+++ INFORMATION GIVEN +++

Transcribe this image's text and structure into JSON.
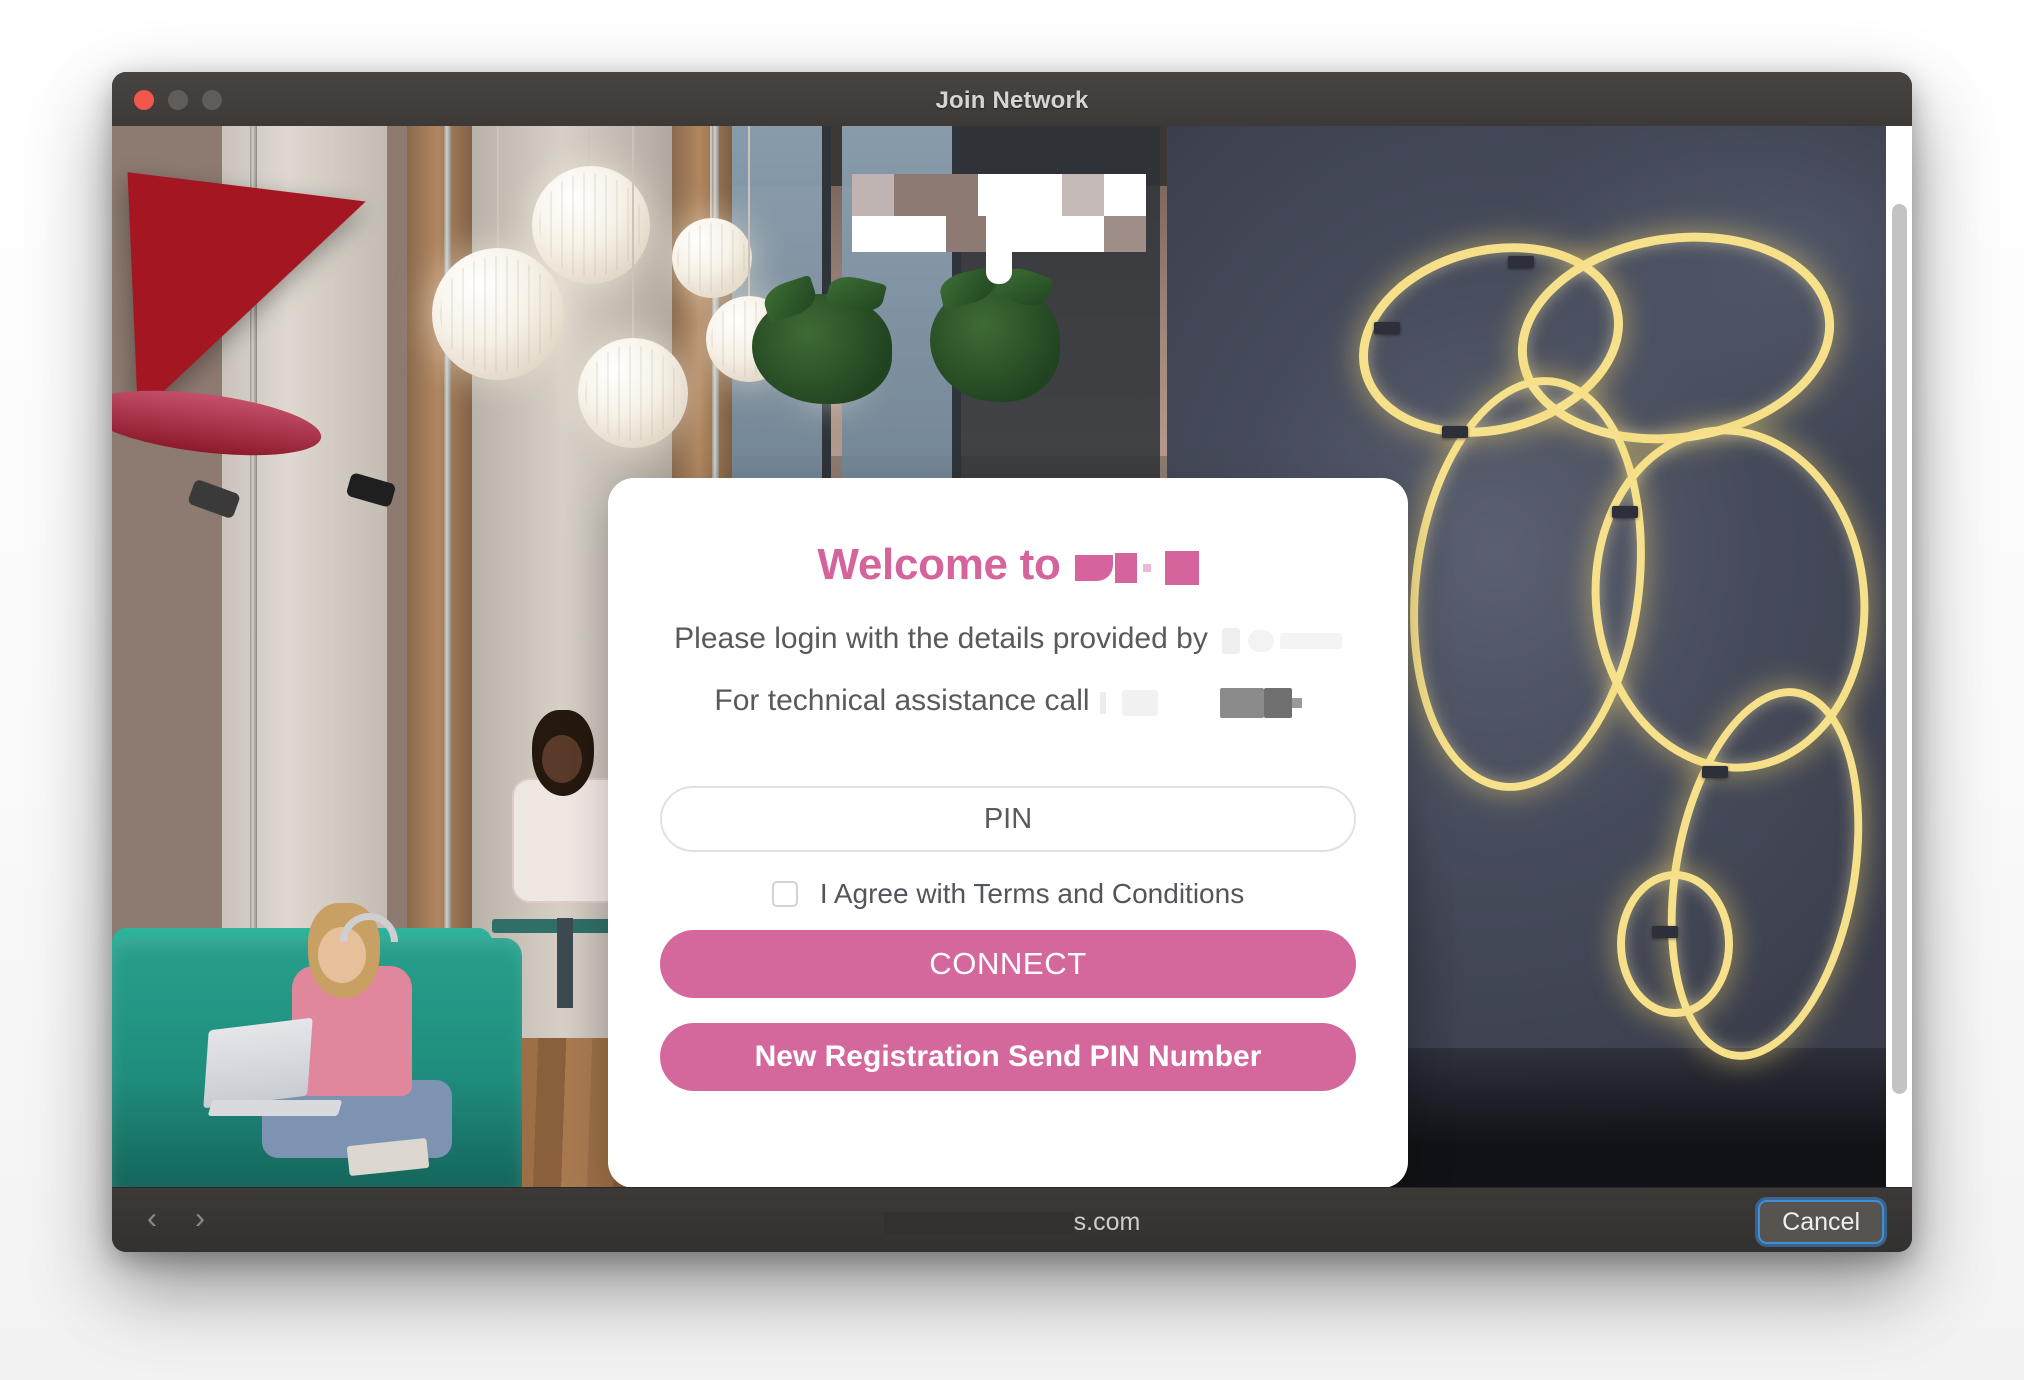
{
  "window": {
    "title": "Join Network",
    "traffic_lights": [
      {
        "name": "close",
        "color": "#f2564d"
      },
      {
        "name": "minimize",
        "color": "#5f5c5a"
      },
      {
        "name": "zoom",
        "color": "#5f5c5a"
      }
    ]
  },
  "portal": {
    "logo": {
      "redacted": true,
      "style": "pixelated-mosaic"
    },
    "card": {
      "heading_text": "Welcome to",
      "heading_redacted": true,
      "heading_color": "#d4649b",
      "line1_text": "Please login with the details provided by",
      "line1_redacted": true,
      "line2_text": "For technical assistance call",
      "line2_redacted": true,
      "pin_input": {
        "label": "PIN",
        "value": "",
        "placeholder": "PIN"
      },
      "terms": {
        "label": "I Agree with Terms and Conditions",
        "checked": false
      },
      "connect_button": "CONNECT",
      "register_button": "New Registration Send PIN Number",
      "button_color": "#d4689d"
    }
  },
  "toolbar": {
    "back_icon": "‹",
    "forward_icon": "›",
    "url_visible_suffix": "s.com",
    "url_redacted": true,
    "cancel_label": "Cancel",
    "focus_ring_color": "#3f8fd8"
  },
  "scrollbar": {
    "orientation": "vertical",
    "thumb_color": "#c3c3c3"
  }
}
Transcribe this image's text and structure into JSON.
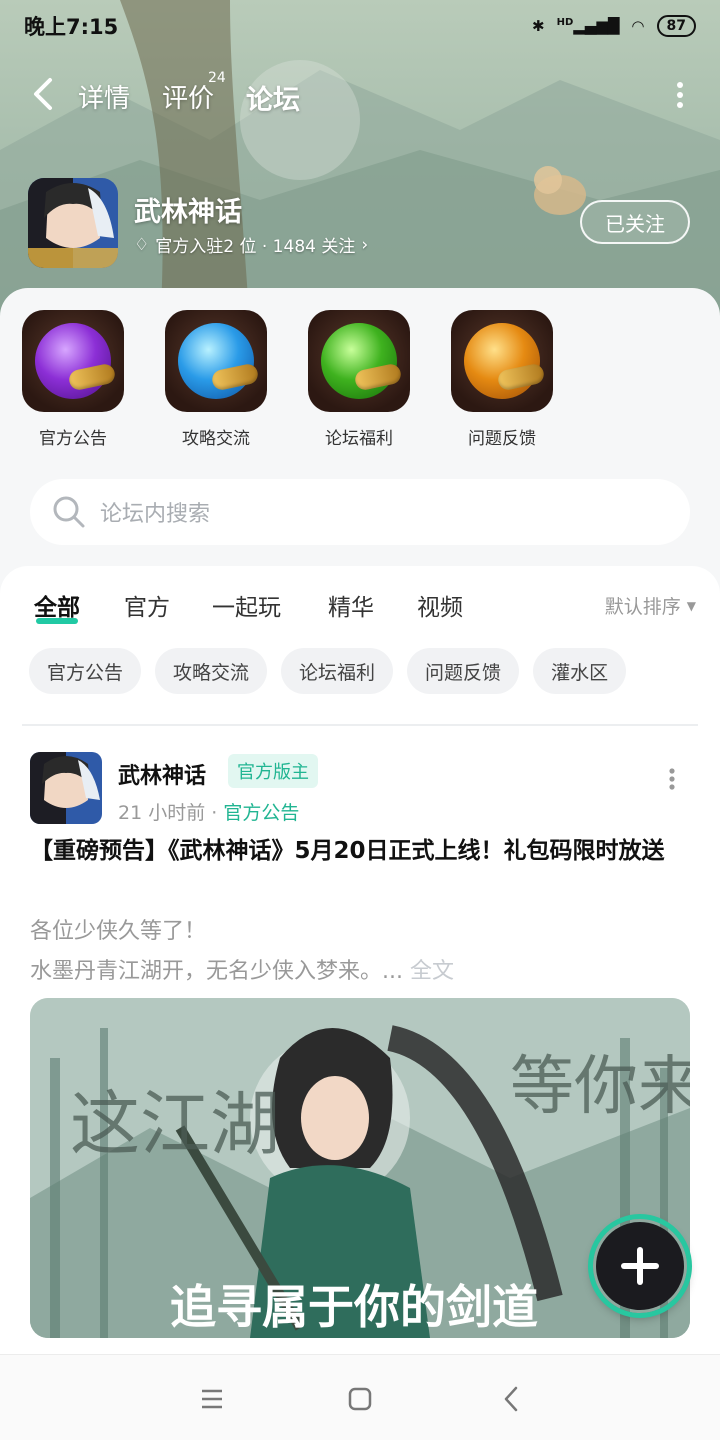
{
  "status_bar": {
    "time": "晚上7:15",
    "network": "HD",
    "battery": "87"
  },
  "nav": {
    "tabs": [
      "详情",
      "评价",
      "论坛"
    ],
    "review_count": "24",
    "active_tab": "论坛"
  },
  "game": {
    "name": "武林神话",
    "subtitle": "官方入驻2 位 · 1484 关注",
    "follow_label": "已关注"
  },
  "quick_entries": [
    {
      "label": "官方公告",
      "color": "#8c2fd6"
    },
    {
      "label": "攻略交流",
      "color": "#2a9be8"
    },
    {
      "label": "论坛福利",
      "color": "#3fb21f"
    },
    {
      "label": "问题反馈",
      "color": "#e58a12"
    }
  ],
  "search": {
    "placeholder": "论坛内搜索"
  },
  "feed_tabs": [
    "全部",
    "官方",
    "一起玩",
    "精华",
    "视频"
  ],
  "sort_label": "默认排序",
  "chips": [
    "官方公告",
    "攻略交流",
    "论坛福利",
    "问题反馈",
    "灌水区"
  ],
  "post": {
    "author": "武林神话",
    "badge": "官方版主",
    "time": "21 小时前",
    "category": "官方公告",
    "title": "【重磅预告】《武林神话》5月20日正式上线！礼包码限时放送",
    "line1": "各位少侠久等了！",
    "line2": "水墨丹青江湖开，无名少侠入梦来。...",
    "full_text": "全文",
    "image_caption": "追寻属于你的剑道",
    "image_left_text": "这江湖",
    "image_right_text": "等你来"
  },
  "colors": {
    "accent": "#21c9a4",
    "badge_text": "#21b592"
  }
}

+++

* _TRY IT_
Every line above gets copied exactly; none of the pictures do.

* _RESULT OF THIS TASK_
Transcribe this image's text and structure into JSON.
{
  "window": {
    "title": "Join Network",
    "traffic_lights": [
      {
        "name": "close",
        "color": "#f2564d"
      },
      {
        "name": "minimize",
        "color": "#5f5c5a"
      },
      {
        "name": "zoom",
        "color": "#5f5c5a"
      }
    ]
  },
  "portal": {
    "logo": {
      "redacted": true,
      "style": "pixelated-mosaic"
    },
    "card": {
      "heading_text": "Welcome to",
      "heading_redacted": true,
      "heading_color": "#d4649b",
      "line1_text": "Please login with the details provided by",
      "line1_redacted": true,
      "line2_text": "For technical assistance call",
      "line2_redacted": true,
      "pin_input": {
        "label": "PIN",
        "value": "",
        "placeholder": "PIN"
      },
      "terms": {
        "label": "I Agree with Terms and Conditions",
        "checked": false
      },
      "connect_button": "CONNECT",
      "register_button": "New Registration Send PIN Number",
      "button_color": "#d4689d"
    }
  },
  "toolbar": {
    "back_icon": "‹",
    "forward_icon": "›",
    "url_visible_suffix": "s.com",
    "url_redacted": true,
    "cancel_label": "Cancel",
    "focus_ring_color": "#3f8fd8"
  },
  "scrollbar": {
    "orientation": "vertical",
    "thumb_color": "#c3c3c3"
  }
}
Transcribe this image's text and structure into JSON.
{
  "status_bar": {
    "time": "晚上7:15",
    "network": "HD",
    "battery": "87"
  },
  "nav": {
    "tabs": [
      "详情",
      "评价",
      "论坛"
    ],
    "review_count": "24",
    "active_tab": "论坛"
  },
  "game": {
    "name": "武林神话",
    "subtitle": "官方入驻2 位 · 1484 关注",
    "follow_label": "已关注"
  },
  "quick_entries": [
    {
      "label": "官方公告",
      "color": "#8c2fd6"
    },
    {
      "label": "攻略交流",
      "color": "#2a9be8"
    },
    {
      "label": "论坛福利",
      "color": "#3fb21f"
    },
    {
      "label": "问题反馈",
      "color": "#e58a12"
    }
  ],
  "search": {
    "placeholder": "论坛内搜索"
  },
  "feed_tabs": [
    "全部",
    "官方",
    "一起玩",
    "精华",
    "视频"
  ],
  "sort_label": "默认排序",
  "chips": [
    "官方公告",
    "攻略交流",
    "论坛福利",
    "问题反馈",
    "灌水区"
  ],
  "post": {
    "author": "武林神话",
    "badge": "官方版主",
    "time": "21 小时前",
    "category": "官方公告",
    "title": "【重磅预告】《武林神话》5月20日正式上线！礼包码限时放送",
    "line1": "各位少侠久等了！",
    "line2": "水墨丹青江湖开，无名少侠入梦来。...",
    "full_text": "全文",
    "image_caption": "追寻属于你的剑道",
    "image_left_text": "这江湖",
    "image_right_text": "等你来"
  },
  "colors": {
    "accent": "#21c9a4",
    "badge_text": "#21b592"
  }
}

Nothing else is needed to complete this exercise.